### TASK TO COMPLETE:
Lines holding the string "title": copy each one from the listing below.

### SOURCE MATERIAL:
-*-*-

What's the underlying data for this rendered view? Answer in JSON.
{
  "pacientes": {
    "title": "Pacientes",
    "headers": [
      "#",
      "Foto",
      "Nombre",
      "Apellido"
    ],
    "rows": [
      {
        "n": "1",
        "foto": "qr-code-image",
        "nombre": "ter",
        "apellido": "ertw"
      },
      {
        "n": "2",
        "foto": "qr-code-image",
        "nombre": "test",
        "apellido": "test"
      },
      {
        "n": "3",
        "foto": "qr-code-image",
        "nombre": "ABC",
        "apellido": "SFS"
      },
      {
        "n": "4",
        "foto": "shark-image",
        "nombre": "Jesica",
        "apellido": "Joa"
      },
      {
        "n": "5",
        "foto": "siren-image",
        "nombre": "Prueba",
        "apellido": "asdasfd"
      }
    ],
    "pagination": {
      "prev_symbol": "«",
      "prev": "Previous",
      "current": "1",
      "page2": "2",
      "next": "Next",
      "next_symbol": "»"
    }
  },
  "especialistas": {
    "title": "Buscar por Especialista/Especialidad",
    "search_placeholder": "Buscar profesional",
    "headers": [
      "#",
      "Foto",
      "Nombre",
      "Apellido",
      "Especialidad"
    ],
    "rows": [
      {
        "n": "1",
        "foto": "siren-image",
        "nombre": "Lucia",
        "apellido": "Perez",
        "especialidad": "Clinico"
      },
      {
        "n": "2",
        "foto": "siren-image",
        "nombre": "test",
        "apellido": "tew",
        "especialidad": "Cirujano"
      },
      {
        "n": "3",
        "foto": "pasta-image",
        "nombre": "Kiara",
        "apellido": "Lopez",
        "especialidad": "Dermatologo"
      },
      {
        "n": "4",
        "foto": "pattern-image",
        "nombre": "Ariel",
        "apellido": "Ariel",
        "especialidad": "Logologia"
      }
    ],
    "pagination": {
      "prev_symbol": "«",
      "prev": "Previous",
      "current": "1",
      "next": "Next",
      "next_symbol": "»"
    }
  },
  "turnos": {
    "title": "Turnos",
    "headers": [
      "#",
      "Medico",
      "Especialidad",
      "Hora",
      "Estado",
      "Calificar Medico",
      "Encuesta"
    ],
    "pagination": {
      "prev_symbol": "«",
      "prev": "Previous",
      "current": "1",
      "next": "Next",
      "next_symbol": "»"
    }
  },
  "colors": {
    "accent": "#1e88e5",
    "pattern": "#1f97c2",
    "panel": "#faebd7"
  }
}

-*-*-

### EXERCISE RESULT:
    "title": "Pacientes",
    "title": "Buscar por Especialista/Especialidad",
    "title": "Turnos",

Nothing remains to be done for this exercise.